Ever since Grace Hopper came up with the A language programmers have been trying to create new languages and processes that make it easier to do work with computers. This has led to a constant flow of new ideas, syntaxes and programs that purport to make our lives as programmers better and easier.
Robert Linnemann's Blog
Now that WatchOS 2.0 is released we have more than just frame animations in the SDK. It now has animation support for moving things around on-screen. It's not terribly powerful because it is based on their layout engine. The layout engine organizes content by Group, Image and Alignment. If it were D&D alignment it would be Lawful Neutral, which doesn't sound fun, but it's not even that much fun; it's alignment to a parent element (left, right, top, bottom). Many properties are animatable, though, including alignment, width/height, background color/image, color and tint color.
Every once in a while, Mac OS X gains new features that require us to change code.

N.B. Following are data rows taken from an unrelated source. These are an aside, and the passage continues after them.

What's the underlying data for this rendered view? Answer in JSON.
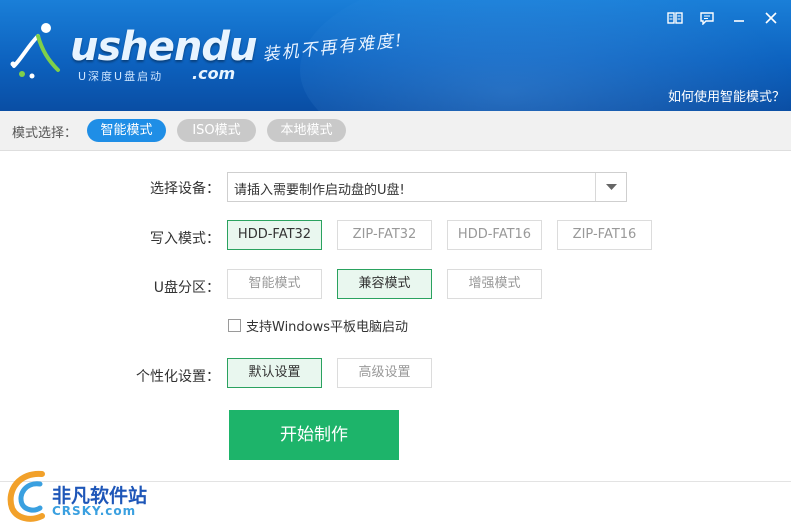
{
  "header": {
    "logo_main": "ushendu",
    "logo_sub": "U深度U盘启动",
    "logo_com": ".com",
    "slogan": "装机不再有难度!",
    "help_link": "如何使用智能模式？",
    "window_controls": [
      "book-icon",
      "feedback-icon",
      "minimize-icon",
      "close-icon"
    ]
  },
  "modebar": {
    "label": "模式选择：",
    "modes": [
      {
        "label": "智能模式",
        "active": true
      },
      {
        "label": "ISO模式",
        "active": false
      },
      {
        "label": "本地模式",
        "active": false
      }
    ]
  },
  "form": {
    "device": {
      "label": "选择设备：",
      "value": "请插入需要制作启动盘的U盘!"
    },
    "write_mode": {
      "label": "写入模式：",
      "options": [
        "HDD-FAT32",
        "ZIP-FAT32",
        "HDD-FAT16",
        "ZIP-FAT16"
      ],
      "selected": "HDD-FAT32"
    },
    "partition": {
      "label": "U盘分区：",
      "options": [
        "智能模式",
        "兼容模式",
        "增强模式"
      ],
      "selected": "兼容模式"
    },
    "tablet_checkbox": {
      "label": "支持Windows平板电脑启动",
      "checked": false
    },
    "personalize": {
      "label": "个性化设置：",
      "options": [
        "默认设置",
        "高级设置"
      ],
      "selected": "默认设置"
    },
    "start_button": "开始制作"
  },
  "watermark": {
    "text": "非凡软件站",
    "url": "CRSKY.com"
  },
  "colors": {
    "header_blue": "#0d62bf",
    "active_pill": "#1f8ee6",
    "selected_green": "#2aa25f",
    "start_green": "#1db46a"
  }
}
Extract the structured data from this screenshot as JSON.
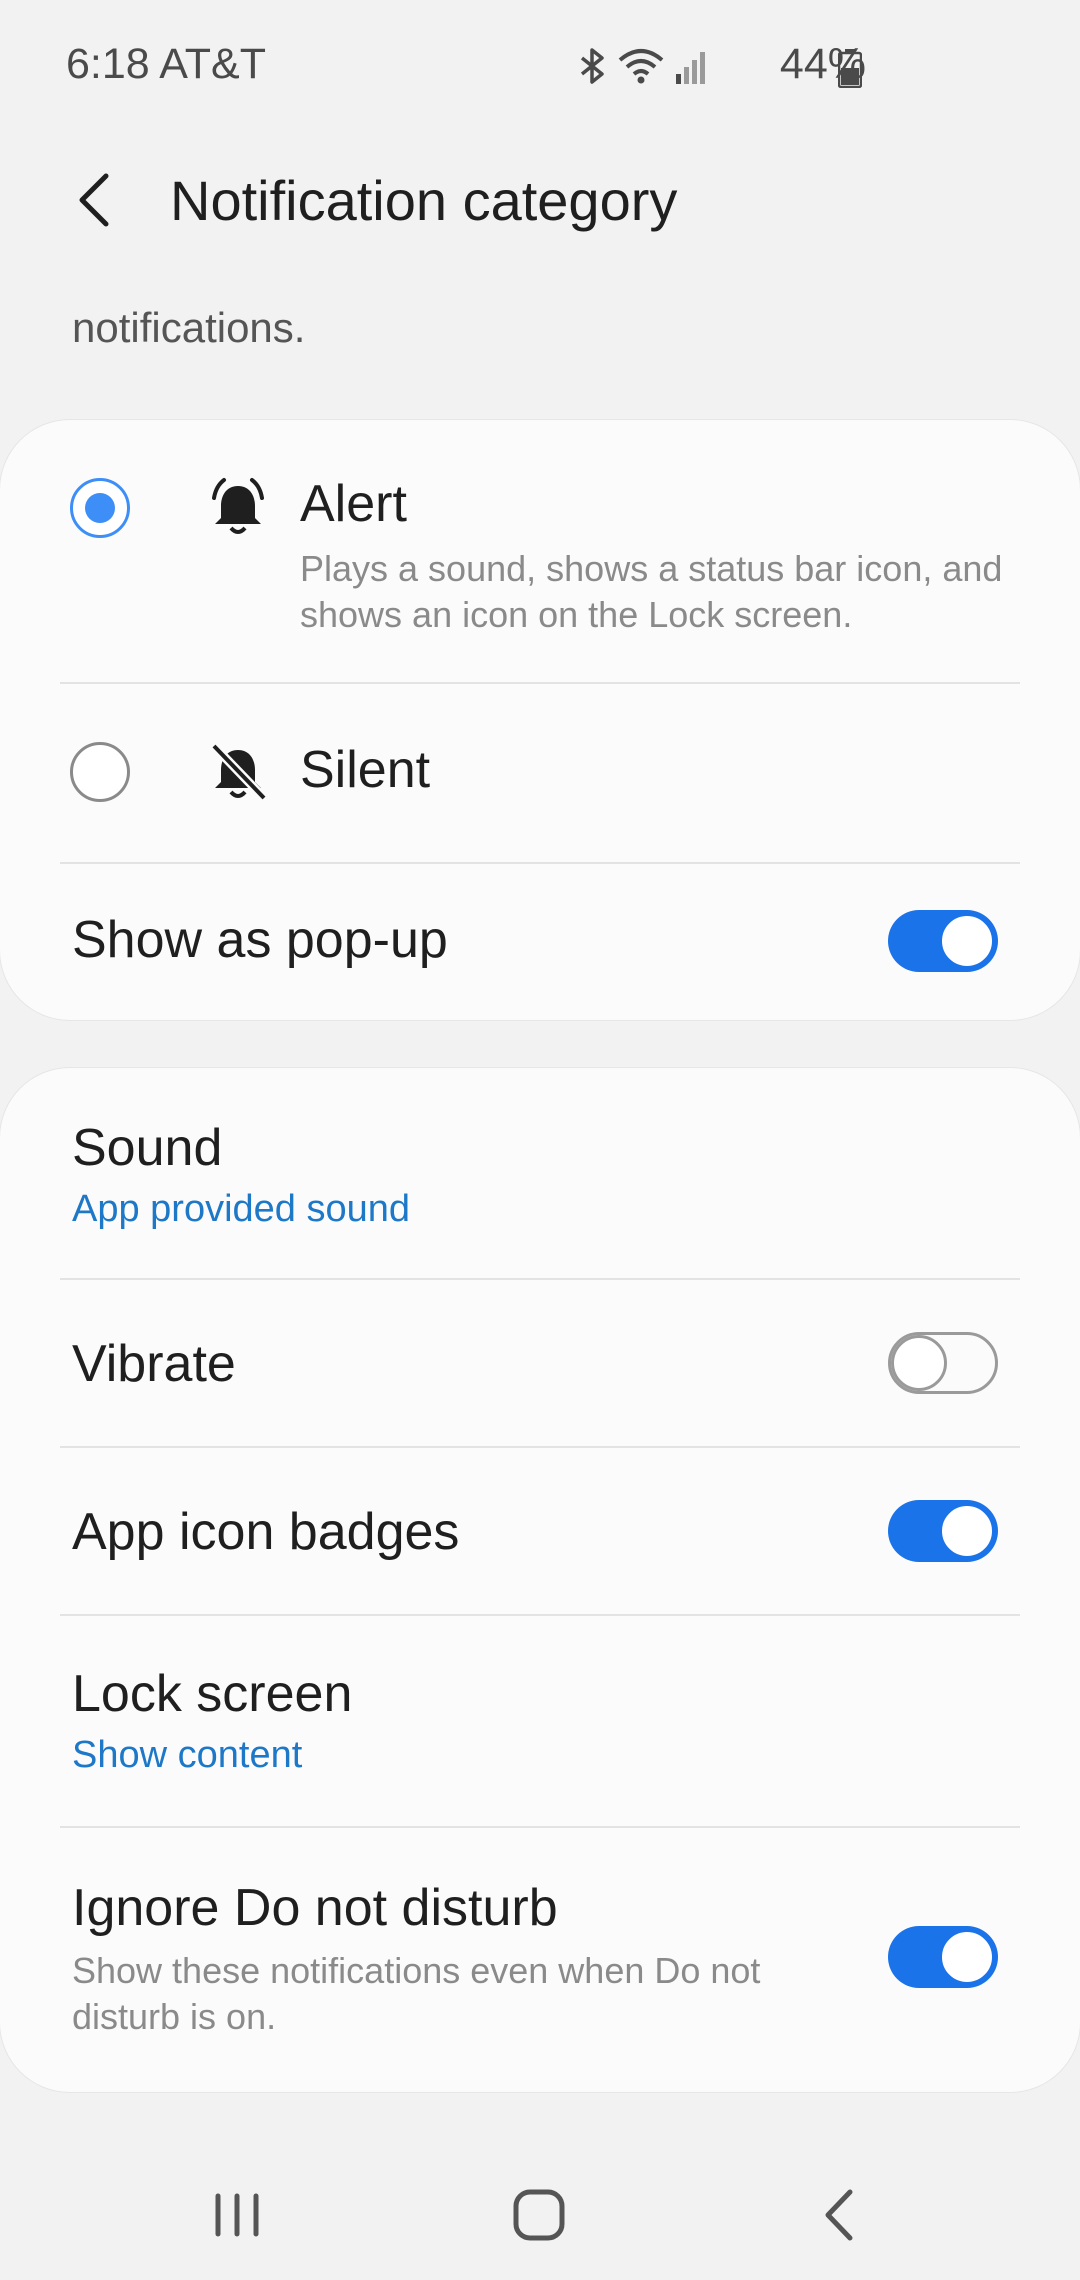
{
  "status_bar": {
    "time_carrier": "6:18 AT&T",
    "battery": "44%",
    "icons": [
      "bluetooth-icon",
      "wifi-icon",
      "signal-icon",
      "battery-icon"
    ]
  },
  "header": {
    "title": "Notification category",
    "back_icon": "chevron-left-icon"
  },
  "description_tail": "notifications.",
  "card1": {
    "alert": {
      "label": "Alert",
      "description": "Plays a sound, shows a status bar icon, and shows an icon on the Lock screen.",
      "selected": true
    },
    "silent": {
      "label": "Silent",
      "selected": false
    },
    "popup": {
      "label": "Show as pop-up",
      "enabled": true
    }
  },
  "card2": {
    "sound": {
      "label": "Sound",
      "value": "App provided sound"
    },
    "vibrate": {
      "label": "Vibrate",
      "enabled": false
    },
    "badges": {
      "label": "App icon badges",
      "enabled": true
    },
    "lock_screen": {
      "label": "Lock screen",
      "value": "Show content"
    },
    "dnd": {
      "label": "Ignore Do not disturb",
      "description": "Show these notifications even when Do not disturb is on.",
      "enabled": true
    }
  },
  "colors": {
    "accent": "#1a73e8",
    "radio_selected": "#3e8ef7",
    "link_blue": "#1e78c8",
    "background": "#f2f2f2"
  },
  "nav_bar": {
    "icons": [
      "recents-icon",
      "home-icon",
      "back-icon"
    ]
  }
}
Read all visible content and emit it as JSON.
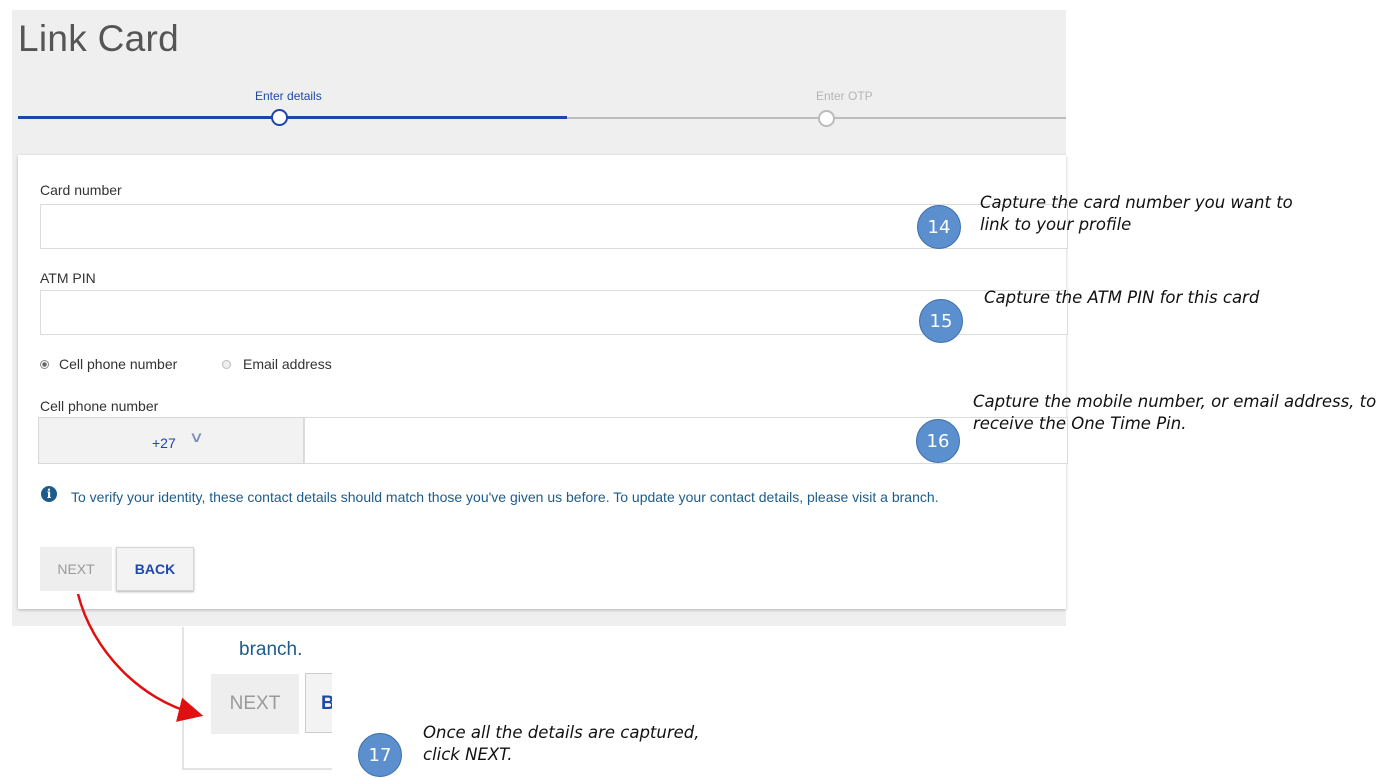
{
  "page": {
    "title": "Link Card"
  },
  "stepper": {
    "steps": [
      {
        "label": "Enter details",
        "state": "active"
      },
      {
        "label": "Enter OTP",
        "state": "inactive"
      }
    ]
  },
  "form": {
    "card_number_label": "Card number",
    "card_number_value": "",
    "atm_pin_label": "ATM PIN",
    "atm_pin_value": "",
    "contact_options": [
      {
        "label": "Cell phone number",
        "selected": true
      },
      {
        "label": "Email address",
        "selected": false
      }
    ],
    "cell_phone_label": "Cell phone number",
    "country_code": "+27",
    "cell_phone_value": "",
    "info_text": "To verify your identity, these contact details should match those you've given us before. To update your contact details, please visit a branch.",
    "next_label": "NEXT",
    "back_label": "BACK"
  },
  "zoom_inset": {
    "text": "branch.",
    "next_label": "NEXT",
    "back_label": "BA"
  },
  "annotations": [
    {
      "number": "14",
      "text": "Capture the card number you want to link to your profile"
    },
    {
      "number": "15",
      "text": "Capture the ATM PIN for this card"
    },
    {
      "number": "16",
      "text": "Capture the mobile number, or email address, to receive the One Time Pin."
    },
    {
      "number": "17",
      "text": "Once all the details are captured, click NEXT."
    }
  ],
  "colors": {
    "primary_blue": "#1f45a6",
    "info_blue": "#1d5c8a",
    "badge_blue": "#5b8fce",
    "arrow_red": "#e01010"
  },
  "icons": {
    "info": "info-circle-icon",
    "chevron": "chevron-down-icon"
  }
}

It doesn't happen often. The last time was for retina displays. Now the new-fangled thing is Force Touch. Thus far, the only "feature" that people talk about is that it doesn't "click" when the computer is off. I've literally seen people at the Apple store shut down some of the new macbooks just to ooh and aww over it not clicking when off. This is probably more a factor of force touch feeling almost exactly like the old trackpads.
The goal is to create a project with SpriteBuilder and then not use the nice GUI and ccb files that it provides. This may enable you to convert an already-made project or to use other tools for your GUI or just to do everything in code.
To make a project you need to go into SpriteBuilder and pick File->New Project from the menu.
It give you a new project with a blue gradient background and a CCLabelTTF that says 'SpriteBuilder'.
I'm not talking about getting bit by a radioactive spider or being given a green ring by some random aliens. I'm talking about 0,0. You may remember it from math class. We've got the vertical Y line, the horizontal X line and (on the example to the left) I've marked our origin 0,0.
Whenever a programmer and a designer get together they need to agree on a common language. That often involves mock-ups, aspect ratios, points, pixels and work-flow.